There are a number of challenges this practice can create for both employee and employer.
Obviously, super-commuting typically takes more time than a traditional commute and far more time than the commute virtual workers have between bedroom and home office. This means an employee’s day can be significantly lengthened by the trip to and from the office, and this is often time that can’t be spent working.
The time it takes for super-commuters to get to and from the office impacts their availability in a couple of ways. First, super-commuters typically spend fewer days in the office than employees with shorter commutes. Instead of coming in every day of the week, they may come in only 1 or 2 days a week or month. Second, it’s more difficult for super-commuters to make it to the office on short notice in the event of a critical need.
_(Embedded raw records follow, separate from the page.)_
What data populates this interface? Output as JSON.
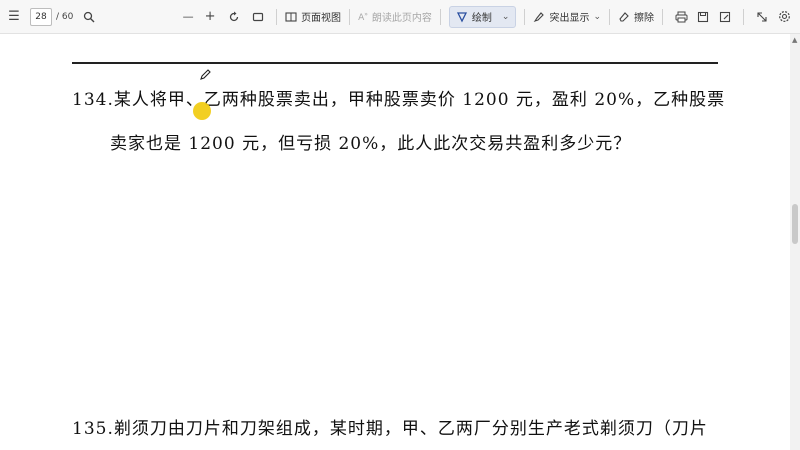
{
  "toolbar": {
    "menu_icon": "☰",
    "page_current": "28",
    "page_total": "/ 60",
    "zoom_out": "—",
    "zoom_in": "+",
    "page_view_label": "页面视图",
    "read_aloud_label": "朗读此页内容",
    "draw_label": "绘制",
    "highlight_label": "突出显示",
    "erase_label": "擦除"
  },
  "document": {
    "q134_line1": "134.某人将甲、乙两种股票卖出，甲种股票卖价 1200 元，盈利 20%，乙种股票",
    "q134_line2": "卖家也是 1200 元，但亏损 20%，此人此次交易共盈利多少元？",
    "q135_line1": "135.剃须刀由刀片和刀架组成，某时期，甲、乙两厂分别生产老式剃须刀（刀片"
  },
  "colors": {
    "cursor_highlight": "#f1cc16",
    "toolbar_bg": "#f7f7f7",
    "draw_active_bg": "#e3e8f2"
  }
}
Increased Likelihood of Stress and Burnout
Even workers anxious to get back into the office after roughly 2 years of remote work will generally admit they’ve enjoyed eliminating their daily commutes. Fighting traffic, time crunches, and just the extra time it adds to one’s day to get ready and commute to the office are daily burdens. Super-commuters face greater strains getting to and from the office than most, and this can wear on workers over time, contributing to increased stress and burnout.
The transition back to the physical office after roughly 2 years of remote work has resulted in many relocated workers’ considering the prospect of super-commuting. However, while long commutes may allow the continuation of updated living situations, they can pose challenges for employees and employers alike.
Lin Grensing-Pophal is a Contributing Editor at HR Daily Advisor.